    This is excellent Christopher! Domain acquisitions like this have been a clandestine game of cloak and dagger for many years. I am glad that you have brought to light some of the struggles both buyers and sellers go through during the negotiation process.

    I do have a question for you; what made you wait 17 months to check back in with the registrant/owner?

    • Christopher Gimmer Mar 21, 2017 @ 12:41

      It was simply a cash flow issue. When we were starting up, our main priority was hiring. It only made sense to pursue the .com when we did.

      • Rich Pennington Mar 21, 2017 @ 13:57

        That makes sense Christopher. Typically that is the biggest issue companies have when acquiring a domain. You didn’t let the price tag stand in the way, after all the price of anything is just a reflection of it’s value not an obstacle. Congratulations of your acquisition Christopher, I know you will get a lot of value out of this domain especially at this price point.

  • jamiezoch Mar 21, 2017 @ 12:43

    Extremely wise purchase Chris and one very often over looked aspect without owning the premium .com domain to your brand is EMAIL. Email is so vital and since most will assume you own the “brand” .com, they try to communicate to you that way, on assumption or “natural” form that you own that domain. What kind of email communication are you missing not owning the .com? Snappa was very likely missing many, many of those being very important! Again, wise purchase and well worth every penny of that $40K.

  • Big Business Loans Mar 22, 2017 @ 1:29

    This was a very enjoyable read. There is no question it was worth it and the smart move.

  • Bako.com Mar 28, 2017 @ 0:14

    My question is next time you need a domain name, do you think you would go in there a little more stealth? So the guy can’t figure out why you really want the domain so bad? haha

    On the plus side I am totally going to try out your website because the one thing I hate so much is trying to make graphics! If it makes it that easy I am going to be a customer for sure!

  • Thomas Fox Apr 3, 2017 @ 15:37

    Thanks for posting this Chris. I’ve been on both sides of the domain market (buying and selling) and it is always an adventure!

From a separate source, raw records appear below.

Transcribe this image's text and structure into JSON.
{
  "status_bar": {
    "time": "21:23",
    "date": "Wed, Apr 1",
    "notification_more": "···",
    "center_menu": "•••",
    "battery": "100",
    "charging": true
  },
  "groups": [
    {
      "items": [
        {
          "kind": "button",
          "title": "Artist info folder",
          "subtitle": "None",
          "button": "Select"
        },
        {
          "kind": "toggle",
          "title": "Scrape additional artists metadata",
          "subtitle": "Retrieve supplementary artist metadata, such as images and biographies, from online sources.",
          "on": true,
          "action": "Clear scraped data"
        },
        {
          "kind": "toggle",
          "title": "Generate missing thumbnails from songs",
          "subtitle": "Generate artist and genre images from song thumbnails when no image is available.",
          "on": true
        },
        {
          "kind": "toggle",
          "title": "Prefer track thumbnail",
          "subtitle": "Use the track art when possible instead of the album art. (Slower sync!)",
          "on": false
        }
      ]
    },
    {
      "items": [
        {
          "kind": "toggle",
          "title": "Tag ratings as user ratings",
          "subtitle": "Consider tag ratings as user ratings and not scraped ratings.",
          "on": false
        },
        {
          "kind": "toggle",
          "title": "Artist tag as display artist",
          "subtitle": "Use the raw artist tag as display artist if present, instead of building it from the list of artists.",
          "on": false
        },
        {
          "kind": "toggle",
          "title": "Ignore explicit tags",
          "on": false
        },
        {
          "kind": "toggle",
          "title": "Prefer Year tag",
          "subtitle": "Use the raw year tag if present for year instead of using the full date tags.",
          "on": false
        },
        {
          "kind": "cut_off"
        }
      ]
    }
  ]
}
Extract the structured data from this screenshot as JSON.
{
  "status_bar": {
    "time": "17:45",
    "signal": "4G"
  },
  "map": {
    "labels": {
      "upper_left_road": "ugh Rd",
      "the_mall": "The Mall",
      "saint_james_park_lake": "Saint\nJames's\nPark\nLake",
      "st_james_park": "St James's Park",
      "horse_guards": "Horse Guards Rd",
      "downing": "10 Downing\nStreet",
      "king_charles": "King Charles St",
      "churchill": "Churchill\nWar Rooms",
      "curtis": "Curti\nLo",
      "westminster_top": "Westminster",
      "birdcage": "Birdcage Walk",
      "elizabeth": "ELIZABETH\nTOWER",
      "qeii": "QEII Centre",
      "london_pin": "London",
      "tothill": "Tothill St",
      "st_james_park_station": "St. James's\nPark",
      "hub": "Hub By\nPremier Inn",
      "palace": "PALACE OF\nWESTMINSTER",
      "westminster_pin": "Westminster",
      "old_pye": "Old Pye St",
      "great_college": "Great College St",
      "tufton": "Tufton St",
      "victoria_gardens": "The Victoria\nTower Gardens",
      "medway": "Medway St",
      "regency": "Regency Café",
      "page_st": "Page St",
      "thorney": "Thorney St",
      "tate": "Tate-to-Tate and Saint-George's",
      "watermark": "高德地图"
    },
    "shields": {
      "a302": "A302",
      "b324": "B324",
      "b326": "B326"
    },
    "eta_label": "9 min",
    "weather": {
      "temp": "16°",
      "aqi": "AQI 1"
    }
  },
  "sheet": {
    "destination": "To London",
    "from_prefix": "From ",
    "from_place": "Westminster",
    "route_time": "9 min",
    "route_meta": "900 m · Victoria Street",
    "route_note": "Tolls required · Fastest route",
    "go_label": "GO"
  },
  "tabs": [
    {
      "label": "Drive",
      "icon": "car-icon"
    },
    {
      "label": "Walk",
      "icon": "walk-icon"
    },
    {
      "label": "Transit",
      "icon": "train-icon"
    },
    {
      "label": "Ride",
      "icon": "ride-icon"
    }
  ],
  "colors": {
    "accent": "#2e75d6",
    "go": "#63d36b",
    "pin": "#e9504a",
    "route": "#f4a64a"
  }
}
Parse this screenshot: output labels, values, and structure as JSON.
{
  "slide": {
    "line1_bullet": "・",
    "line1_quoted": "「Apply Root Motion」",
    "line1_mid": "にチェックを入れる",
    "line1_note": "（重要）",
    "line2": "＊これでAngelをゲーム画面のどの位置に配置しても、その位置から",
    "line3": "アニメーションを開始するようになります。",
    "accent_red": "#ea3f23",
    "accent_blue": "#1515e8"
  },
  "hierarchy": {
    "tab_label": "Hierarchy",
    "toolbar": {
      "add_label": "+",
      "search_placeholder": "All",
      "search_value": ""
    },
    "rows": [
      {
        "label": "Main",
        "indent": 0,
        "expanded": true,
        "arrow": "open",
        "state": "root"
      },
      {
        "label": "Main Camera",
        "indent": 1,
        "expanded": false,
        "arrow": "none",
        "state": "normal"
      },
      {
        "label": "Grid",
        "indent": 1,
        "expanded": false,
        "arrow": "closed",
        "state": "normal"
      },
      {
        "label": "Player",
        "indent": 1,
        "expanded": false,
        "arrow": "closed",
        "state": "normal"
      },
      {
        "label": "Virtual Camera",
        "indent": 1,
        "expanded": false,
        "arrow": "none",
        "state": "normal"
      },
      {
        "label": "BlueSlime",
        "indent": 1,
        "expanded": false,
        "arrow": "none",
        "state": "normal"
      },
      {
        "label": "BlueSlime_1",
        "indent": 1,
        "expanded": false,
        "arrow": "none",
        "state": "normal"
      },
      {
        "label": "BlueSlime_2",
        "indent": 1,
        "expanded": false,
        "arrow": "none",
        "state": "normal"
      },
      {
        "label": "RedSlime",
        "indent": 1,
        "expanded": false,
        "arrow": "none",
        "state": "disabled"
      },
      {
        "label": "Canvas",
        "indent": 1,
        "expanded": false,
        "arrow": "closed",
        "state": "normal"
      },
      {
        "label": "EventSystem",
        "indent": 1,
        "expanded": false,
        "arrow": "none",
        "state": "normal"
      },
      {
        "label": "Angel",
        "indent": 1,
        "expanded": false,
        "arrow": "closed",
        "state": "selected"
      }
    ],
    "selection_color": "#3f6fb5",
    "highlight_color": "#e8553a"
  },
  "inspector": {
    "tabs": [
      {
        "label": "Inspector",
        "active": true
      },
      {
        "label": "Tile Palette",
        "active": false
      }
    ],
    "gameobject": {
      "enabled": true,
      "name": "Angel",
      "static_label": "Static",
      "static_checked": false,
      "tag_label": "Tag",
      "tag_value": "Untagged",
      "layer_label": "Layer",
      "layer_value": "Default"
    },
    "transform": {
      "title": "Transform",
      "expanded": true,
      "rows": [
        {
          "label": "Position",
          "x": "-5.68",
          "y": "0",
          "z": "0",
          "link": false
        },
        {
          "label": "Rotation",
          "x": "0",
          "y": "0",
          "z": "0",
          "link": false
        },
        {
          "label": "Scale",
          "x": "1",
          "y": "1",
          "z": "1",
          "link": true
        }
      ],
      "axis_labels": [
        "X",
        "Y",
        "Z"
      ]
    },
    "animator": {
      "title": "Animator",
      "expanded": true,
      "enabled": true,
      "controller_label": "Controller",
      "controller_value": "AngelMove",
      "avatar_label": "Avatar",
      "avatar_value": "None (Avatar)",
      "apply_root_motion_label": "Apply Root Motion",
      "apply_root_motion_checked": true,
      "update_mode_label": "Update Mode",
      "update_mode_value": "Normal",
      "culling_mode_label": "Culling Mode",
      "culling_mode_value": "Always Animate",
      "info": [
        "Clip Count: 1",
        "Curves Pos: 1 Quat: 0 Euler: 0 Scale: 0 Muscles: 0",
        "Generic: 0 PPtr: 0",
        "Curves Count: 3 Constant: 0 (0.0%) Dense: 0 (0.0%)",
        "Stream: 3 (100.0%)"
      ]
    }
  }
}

  • Jevgenijs Simankovics Sep 5, 2017 @ 6:18

    Superb very detailed article. .COM domains are still the prime digital addresses for serious businesses. Just for your information there is a number of brandable domains marketplace with ready-to-sell .com branding solutions for any type of businesses. You can check BRANDPA.com, Brandbuckeet.com or DomainsDeck.com (last one is my private collection) for this aim. Sometimes it is better to rename your company and buy smth interesting from places such these markets (x xxx USD ) when trying to buy your .COM for 40-90k USD.

  • TJ Dec 16, 2019 @ 10:50

    I know this post is from a long time ago, just wondered if you wanted to share an update. Also a follow up question, do you see the value in buying up other key domains for snappa, like snappa.co.uk or snappa.com.au? What is your recommended strategy here? Is it important? or do you just stick to the .com?

    Cheers TJ

    • Christopher Gimmer Jan 23, 2020 @ 16:34

      Hey TJ,

      Now that almost three years have gone by, we’re very happy that we purchased the Snappa.com domain. In terms of revenue, we’re much further along now than we were at that time so the purchase price wasn’t all that bad in retrospect. That being said, the growth of our company shouldn’t be attributed to the fact that we changed to .com. We still would have continued to grow if we had simply kept our .io domain but I think the .com is certainly better from a branding perspective.

      In terms of buying up other domains like .co.uk and .com.au, I don’t really think it’s necessary since .com is the dominant domain extension.